As BT braces itself to enter the video on-demand market, Scott Billings looks at what it can do to stand out from the competition.
Content is king, they used to say. In the days when the once unassailably buoyant dotcom bubble began to slowly deflate, this phrase was used as a reminder that the mere launch of a website with a meaningless, zeitgeist name was not, ultimately, the foundation for a solid business.
Then came the other c-word. Variously tipped as the holy grail of media, ridiculed as dotcom giddiness and now accepted as the battleground for audiences of the future, ‘convergence’ of content and delivery platforms is finally beginning to unfurl.
It all comes down to pinning eyes to screens, be they PC monitors, mobile phone displays or broadband-enabled TV sets. And it is the latter area where a great deal of activity is going on behind closed doors.
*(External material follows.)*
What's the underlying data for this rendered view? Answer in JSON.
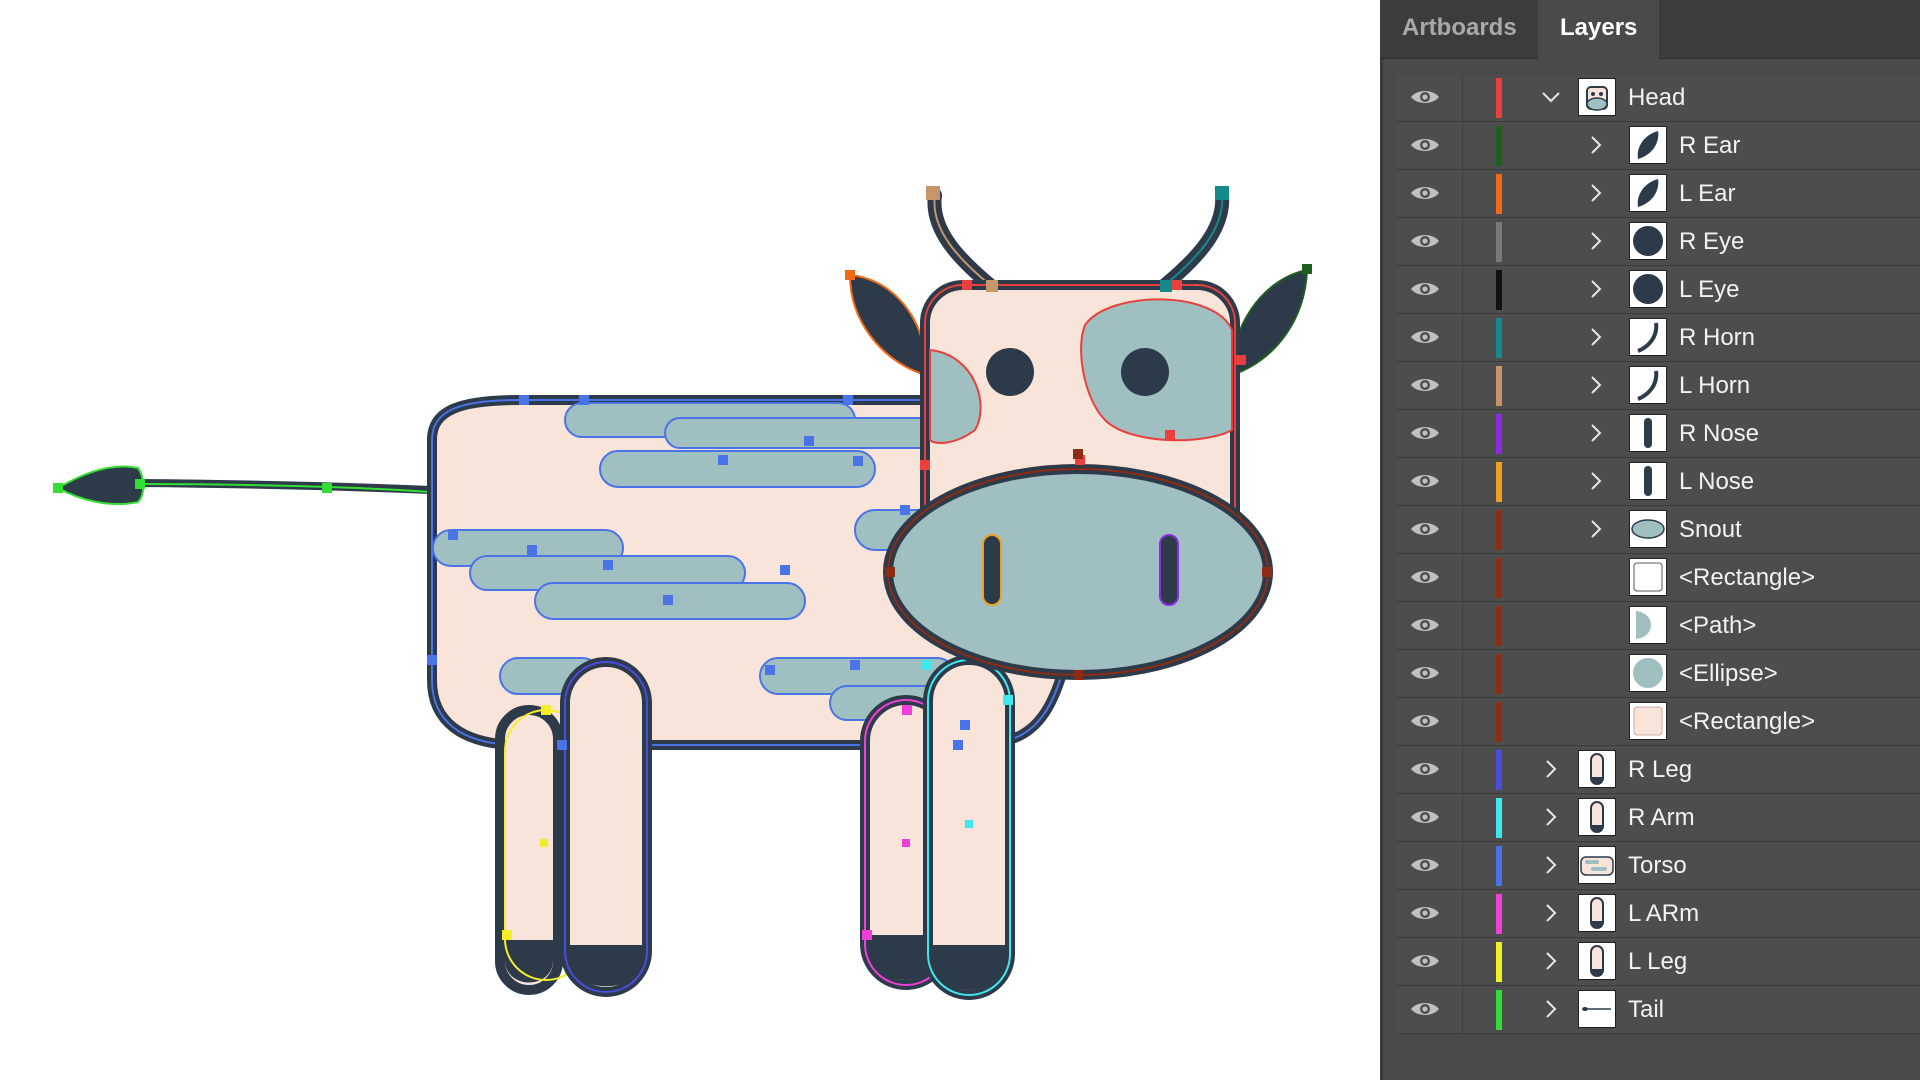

Broadband technology can now deliver TV programmes on demand, through a standard telephone line. Video Networks’ Homechoice platform has been offering this to homes in areas of London and Stevenage for the past five years. The company is readying itself for a significant expansion of its catchment area across the UK, and recently hired Neville Brody to overhaul its visual identity (DW 1 September). Cable operators NTL and Telewest, after a few years of stagnation due to financial restructuring, are now seen as a force to be reckoned with. Just this week, NTL confirmed plans to merge Virgin Mobile with its Internet, TV and telephone service, creating a quadruple offer. Sky already offers its customers the Sky Active interactive and on-demand product, and Freeview is investigating ways to improve its interactive component. But the next player to enter the market is a company not immediately associated with conte